What did you hope people would take away from it?
Women have been in the workforce for over 90 years, represent over 50% of the workforce, hold over 60% of MBAs, are on par with their male counterparts in obtaining doctorate degrees and yet remain exceptions at senior management levels and in Board positions. I hope to:
- Raise awareness regarding the distinct experiences of women in the workplace as they advance toward executive positions
- Call attention to the behaviors and organizational cultures that continue to hinder women’s progress toward leadership positions
- Illustrate why organizations, whether corporate, governmental, or non-profit in structure, should care about including women on their senior management teams
- Stimulate activism in both women and men, for more mentorship, data-driven dialogue, unbiased hiring practices, more engaged Boards, better corporate awareness and governance, and forging a less arduous path to the top
Why do you think the issues we see in regards to women growing in leadership roles persist?
Women’s contributions seem shackled by outdated beliefs that their unique role as wives, mothers, and nurturers hinders them from achieving their professional aspirations or leading organizations. The de-valuation of women’s achievements, contributions, and experiences in the workplace stems from many behavioral and societal factors emanating from both genders. From experience, I know that most men are unaware of their own biases and the resulting behaviors that diminish women’s contributions. Women remain fearful of speaking up about what they need to be successful and what they need to get to the C-suite, which limits the opportunity for Board service. It’s time for an intervention.
What can we do to counter act that?
Here are a few suggestions:
- Women must rekindle their activism to achieve a level playing field in the workplace. Activism has to start with awareness and an educated workforce, by raising awareness in corporations, on Wall Street, and in academia.
- There is an abysmal lack of mentors for women. Mentorship for women is a key success factor and needs to become more formalized in an organization’s hierarchy.
- Gender biases must be rooted out during job placement.
- High schools should start promoting gender equality for their sports teams, and they should direct more of their female students to math, science, and engineering programs.
- Undergraduate and graduate business programs need to infuse their curricula with research from departments within their own universities that are providing insights into gender biases, and the programs should address the biases.
What is the best business advice you’ve ever been given and why?
Ask “compared to what?” The question helps frame the business problem or solution, leads to a more informed analysis, and better decisions.
What is your definition of success?
Meaningful work, positive impact, a portfolio of quality work, recognition, and financial independence.
When you’re not writing, speaking – etc – how do you like to spend your time?
I study jazz, hip-hop, lyric and ballroom dance styles, and classical voice.
About Janet Pucino
Running every facet of IT during her executive career, Ms. Pucino developed management expertise in critical business areas including strategic planning, capital planning, application development and service delivery, information security, IT governance, enterprise architecture, quality assurance, process improvement, program and project management, and application outsourcing.
Janet received her MBA from the University of Chicago Booth School of Business and received her undergraduate degree from Northern Illinois University.

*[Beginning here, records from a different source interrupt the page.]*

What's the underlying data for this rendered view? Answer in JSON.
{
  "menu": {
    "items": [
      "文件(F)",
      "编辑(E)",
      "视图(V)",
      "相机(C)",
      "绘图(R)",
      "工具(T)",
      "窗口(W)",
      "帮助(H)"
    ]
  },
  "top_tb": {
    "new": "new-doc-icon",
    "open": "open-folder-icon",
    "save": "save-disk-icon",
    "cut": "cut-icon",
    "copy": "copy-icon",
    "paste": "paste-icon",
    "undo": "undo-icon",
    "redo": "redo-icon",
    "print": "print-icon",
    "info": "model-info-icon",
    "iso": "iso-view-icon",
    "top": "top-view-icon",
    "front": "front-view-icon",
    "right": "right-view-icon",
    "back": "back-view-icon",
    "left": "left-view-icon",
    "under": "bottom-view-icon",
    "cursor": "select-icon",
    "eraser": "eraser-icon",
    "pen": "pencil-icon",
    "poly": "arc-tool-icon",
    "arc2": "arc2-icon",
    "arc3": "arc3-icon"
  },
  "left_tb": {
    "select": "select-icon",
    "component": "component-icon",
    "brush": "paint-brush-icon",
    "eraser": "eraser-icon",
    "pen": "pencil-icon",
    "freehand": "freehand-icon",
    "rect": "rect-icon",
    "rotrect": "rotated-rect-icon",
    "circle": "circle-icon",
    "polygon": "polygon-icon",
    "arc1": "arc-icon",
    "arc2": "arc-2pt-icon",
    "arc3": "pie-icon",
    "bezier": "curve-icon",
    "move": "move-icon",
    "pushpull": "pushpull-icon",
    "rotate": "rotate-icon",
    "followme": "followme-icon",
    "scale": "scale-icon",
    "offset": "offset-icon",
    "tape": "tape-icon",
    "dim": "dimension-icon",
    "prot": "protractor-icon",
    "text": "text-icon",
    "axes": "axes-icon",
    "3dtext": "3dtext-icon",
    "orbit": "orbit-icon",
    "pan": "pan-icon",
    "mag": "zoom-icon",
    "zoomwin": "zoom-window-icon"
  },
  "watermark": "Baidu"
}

She serves on the Chicago Booth Advisory Council, is a university lecturer, and featured speaker at industry and academic conferences. To find out more about Janet Pucino and the book ” Not in the Club” click here.